Give Me Strength Today. Peaker Power Rally in El Cajon. I’m Up – As a Speaker.
August 21, 2021
Okay. I’m up and the comments are written. Dr. Dear Friend and I are representing San Diego Pediatricians for Clean Air at a rally in El Cajon, and I’m speaking about the health affects of power plants on pediatric asthma. It’s funny when you speak on a topic that you know well and are passionate about, it comes very easily. I started writing my comments about 45 minutes ago and I’m done now. I used bits and pieces from our journal article. Since I wrote the words with my friends, it’s okay for me to use those phrases directly. I intermixed health facts with a story. Patient stories are always powerful.
I thought I needed strength when I started blogging this morning, but I’m okay. I fill myself up on real food that is mostl vegetables and a lot of really delicious tomatoes. I also got a very good nights sleep last night. Without coffee, my body naturally quiets toward the end of the day and I don’t wake up at 2-3am anymore. We are supposed to be there by 930AM, and I’ll leave here in about an hour. Pick up Dr. Dear Friend and we’ll meet the other climate activist at 930AM. We’ll walk one mile together to the rally. I guess I don’t have as much time as I thought. My speech is done but I need to practice. Okay. Here it is.
El Cajon Peaker Power Plant
My name is Dr. Plastic Picker and this is Dr. Dear Friend, and we are here representing 40 pediatricians who practice mostly in the south and east county who advocate together for our patients as San Diego Pediatricians for Clean Air. Collectively we take care of approximately 80,000 families in our region. Most of us are also members of the American Academy of Pediatrics Climate Change and Health Committee, and I am Assistant Chief of Pediatrics and have worked on pediatric asthma care quality for almost 15 years. Today we are here speaking on behalf of our friends at San Diego Pediatricians for Clean Air. Dr. Dear Friend is here today because she was actually raised in the East County, and cares for many children with asthma when they get sick enough to be hospitalized as an inpatient doctor.
Have you ever seen a child who is struggling to breathe? It’s one of the first things we teach medical students. You have to be able to recognize sick or not sick. Usually, their intercostal muscles between their ribs are tugging and you’ll see what we call retractions. Their nasal ala bilaterally will flare, and they’ll usually be holding their head tilted upward as they try to struggle to draw air into their lungs by increasing their intrathoracic volumes, but the medium sized airways are constricted and the passage of air through those narrowed airways is difficult. And they can’t talk. When you can’t breath you can’t speak a full sentence, this is one of the easiest ways to tell if someone is having an asthma exacerbation.
Dr. Dear Friend and I, and indeed all our colleagues, know what to do with that child having an asthma attack. You throw the kitchen sink at them. Systemic steroids, 3 back to back albuterol nebs, oxygen, and sometimes magnesium and god forbid if they are decompensating because you can’t bag-mask valve an asthmatic too long. It’s not the safe move. You have to try to intubate them quickly if they are at that point and transport them to the hospital or ICU where Dr. Valladolid works. She’s a good friend to have.

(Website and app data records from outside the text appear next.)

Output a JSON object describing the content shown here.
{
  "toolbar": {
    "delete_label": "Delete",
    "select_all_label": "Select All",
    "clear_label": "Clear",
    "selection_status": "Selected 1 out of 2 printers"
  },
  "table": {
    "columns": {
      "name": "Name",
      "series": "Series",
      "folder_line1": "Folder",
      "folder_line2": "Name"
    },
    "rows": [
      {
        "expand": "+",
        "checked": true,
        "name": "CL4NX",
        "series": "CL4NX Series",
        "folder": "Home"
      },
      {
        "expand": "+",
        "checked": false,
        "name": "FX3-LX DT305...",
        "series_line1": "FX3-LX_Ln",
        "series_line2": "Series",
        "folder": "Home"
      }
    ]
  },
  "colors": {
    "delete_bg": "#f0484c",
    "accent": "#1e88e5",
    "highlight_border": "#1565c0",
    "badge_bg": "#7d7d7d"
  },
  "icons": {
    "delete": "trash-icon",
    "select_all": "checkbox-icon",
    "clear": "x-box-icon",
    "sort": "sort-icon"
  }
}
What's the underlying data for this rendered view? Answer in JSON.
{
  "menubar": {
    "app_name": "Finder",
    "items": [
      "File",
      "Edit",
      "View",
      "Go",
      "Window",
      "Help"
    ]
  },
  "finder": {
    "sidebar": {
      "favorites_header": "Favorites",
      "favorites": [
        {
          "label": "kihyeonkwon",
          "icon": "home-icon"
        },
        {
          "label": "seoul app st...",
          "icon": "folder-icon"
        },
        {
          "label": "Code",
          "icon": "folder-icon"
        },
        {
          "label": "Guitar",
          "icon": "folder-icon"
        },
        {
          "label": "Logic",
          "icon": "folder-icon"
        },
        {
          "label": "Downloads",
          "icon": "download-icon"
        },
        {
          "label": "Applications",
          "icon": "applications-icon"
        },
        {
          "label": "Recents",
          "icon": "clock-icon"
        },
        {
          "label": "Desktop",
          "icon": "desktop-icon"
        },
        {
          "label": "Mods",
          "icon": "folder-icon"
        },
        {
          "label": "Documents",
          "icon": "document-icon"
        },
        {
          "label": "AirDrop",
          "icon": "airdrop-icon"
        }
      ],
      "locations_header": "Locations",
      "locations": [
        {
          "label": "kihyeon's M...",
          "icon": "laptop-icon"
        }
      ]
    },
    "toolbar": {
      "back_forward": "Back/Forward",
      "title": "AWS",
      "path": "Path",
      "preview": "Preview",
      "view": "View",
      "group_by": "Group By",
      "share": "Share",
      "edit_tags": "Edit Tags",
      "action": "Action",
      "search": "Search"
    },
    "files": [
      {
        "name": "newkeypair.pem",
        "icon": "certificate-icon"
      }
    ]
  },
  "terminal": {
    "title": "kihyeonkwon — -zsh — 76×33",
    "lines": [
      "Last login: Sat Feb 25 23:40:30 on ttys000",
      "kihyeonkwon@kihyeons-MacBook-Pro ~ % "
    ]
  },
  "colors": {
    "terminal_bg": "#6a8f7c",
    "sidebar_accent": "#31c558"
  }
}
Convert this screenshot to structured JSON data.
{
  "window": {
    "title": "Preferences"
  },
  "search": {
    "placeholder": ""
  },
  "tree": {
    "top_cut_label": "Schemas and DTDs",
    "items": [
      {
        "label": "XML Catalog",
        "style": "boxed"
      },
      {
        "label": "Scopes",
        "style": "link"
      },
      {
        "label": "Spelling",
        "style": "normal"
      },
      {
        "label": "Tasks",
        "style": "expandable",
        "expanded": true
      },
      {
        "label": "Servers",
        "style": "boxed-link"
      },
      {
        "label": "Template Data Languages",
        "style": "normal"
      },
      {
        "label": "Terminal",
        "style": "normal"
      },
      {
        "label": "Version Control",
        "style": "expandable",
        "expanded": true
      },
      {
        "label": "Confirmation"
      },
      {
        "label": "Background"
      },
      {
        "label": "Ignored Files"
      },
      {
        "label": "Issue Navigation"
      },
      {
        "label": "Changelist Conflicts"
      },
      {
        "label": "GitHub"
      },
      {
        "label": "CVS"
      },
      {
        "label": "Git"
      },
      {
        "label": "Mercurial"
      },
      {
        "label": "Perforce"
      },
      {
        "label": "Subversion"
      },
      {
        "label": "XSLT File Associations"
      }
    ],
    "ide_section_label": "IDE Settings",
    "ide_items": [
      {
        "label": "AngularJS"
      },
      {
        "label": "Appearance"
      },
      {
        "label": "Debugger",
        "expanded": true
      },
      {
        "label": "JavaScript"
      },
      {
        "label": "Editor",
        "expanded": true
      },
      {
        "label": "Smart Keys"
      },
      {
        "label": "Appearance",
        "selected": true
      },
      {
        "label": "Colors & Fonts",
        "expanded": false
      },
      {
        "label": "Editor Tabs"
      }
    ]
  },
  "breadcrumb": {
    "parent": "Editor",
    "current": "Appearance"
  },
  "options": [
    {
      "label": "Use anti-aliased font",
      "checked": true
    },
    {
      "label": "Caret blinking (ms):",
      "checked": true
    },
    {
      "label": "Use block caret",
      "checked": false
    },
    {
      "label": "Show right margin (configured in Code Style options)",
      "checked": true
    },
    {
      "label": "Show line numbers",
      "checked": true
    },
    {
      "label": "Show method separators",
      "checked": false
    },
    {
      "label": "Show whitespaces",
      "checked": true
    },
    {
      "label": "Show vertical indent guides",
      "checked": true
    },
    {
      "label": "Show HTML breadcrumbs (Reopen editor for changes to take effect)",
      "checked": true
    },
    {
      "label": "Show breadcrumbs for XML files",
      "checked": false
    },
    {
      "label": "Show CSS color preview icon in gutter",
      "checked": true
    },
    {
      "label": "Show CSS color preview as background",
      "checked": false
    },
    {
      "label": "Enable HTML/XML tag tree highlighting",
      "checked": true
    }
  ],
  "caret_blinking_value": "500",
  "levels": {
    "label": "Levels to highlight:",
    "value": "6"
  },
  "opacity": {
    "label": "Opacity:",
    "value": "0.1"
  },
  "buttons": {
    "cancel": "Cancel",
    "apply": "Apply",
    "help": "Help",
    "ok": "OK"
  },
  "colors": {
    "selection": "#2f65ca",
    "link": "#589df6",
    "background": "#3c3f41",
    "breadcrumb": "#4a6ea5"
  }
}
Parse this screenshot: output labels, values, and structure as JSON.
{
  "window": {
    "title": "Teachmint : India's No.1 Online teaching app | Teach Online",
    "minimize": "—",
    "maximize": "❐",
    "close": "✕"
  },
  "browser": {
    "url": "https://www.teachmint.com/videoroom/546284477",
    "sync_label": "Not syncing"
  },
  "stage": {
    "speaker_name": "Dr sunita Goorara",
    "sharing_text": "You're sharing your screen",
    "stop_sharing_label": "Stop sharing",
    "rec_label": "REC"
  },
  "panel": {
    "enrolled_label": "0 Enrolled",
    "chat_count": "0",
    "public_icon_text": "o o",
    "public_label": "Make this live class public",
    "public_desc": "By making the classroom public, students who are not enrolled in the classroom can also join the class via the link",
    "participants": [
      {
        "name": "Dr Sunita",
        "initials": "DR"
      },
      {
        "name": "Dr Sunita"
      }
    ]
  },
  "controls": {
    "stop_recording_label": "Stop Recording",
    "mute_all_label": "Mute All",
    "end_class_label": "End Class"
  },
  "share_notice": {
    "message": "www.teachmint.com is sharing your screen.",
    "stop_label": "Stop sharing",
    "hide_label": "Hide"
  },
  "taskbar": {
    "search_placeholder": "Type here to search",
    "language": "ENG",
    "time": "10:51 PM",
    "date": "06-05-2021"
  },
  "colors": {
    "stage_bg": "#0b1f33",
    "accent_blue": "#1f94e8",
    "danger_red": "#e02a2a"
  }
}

And all of this, we are seeing more. There is more asthma now due to peaker power plants , and there is more asthma within those communities around peaker power plants. Particulate air pollution causes oxidative stress and inflammation that decrease lung function, even in individuals without asthma, and is linked to increased risk of cardiovascular disease and premature death. Extreme heat events and exposure to air pollution are also associated with adverse pregnancy outcomes such as preterm birth and low birth weight. Climate change is a public health crisis, and more importantly to pediatricians – it is a pediatric public health crisis. Over 88% of the diseases caused by climate change affect children under five years of age. Children are uniquely vulnerable when it comes to the health risks imposed upon humans by the changing climate. Children are still developing, including their vital organs, and have a greater surface-to-body ratio of their skin and lung epithelium to total body surface area. These two factors make them uniquely at risk to air pollution and heat.
So we are here today to throw one more thing to try to help save our patient’s with pediatric asthma. We are here to deal with the root cause of the rise in pediatric asthma, air pollution and climate change. Our organization which is 40 pediatricians who take care of 80,000 families in San Diego is here to ask that this peaker power plant to be shut down rather than renewed when its permit expires later this year and replaced with renewable energy and battery storage. It doesn’t seem fair that kids have to suffer more asthma especially poor kids who live around the power plant. It doesn’t seem fair that all of us have to pay more for health care cost due to increased asthma incidence and hospitalizations, and also to pay for power that is dirtier and more expensive. Thank you to everyone here today from the surrounding community and the concerned citizens who are speaking up for our earth and more importantly to us for the kids. Thank you for inviting us as a group. We are in this with you now. It’s the only way world. God help anyone who is listening who has the influence to do what is right. Close this plant.
Wish me luck! We are going to have lunch afterwards too. I dyed my hair last night because we may make the evening news!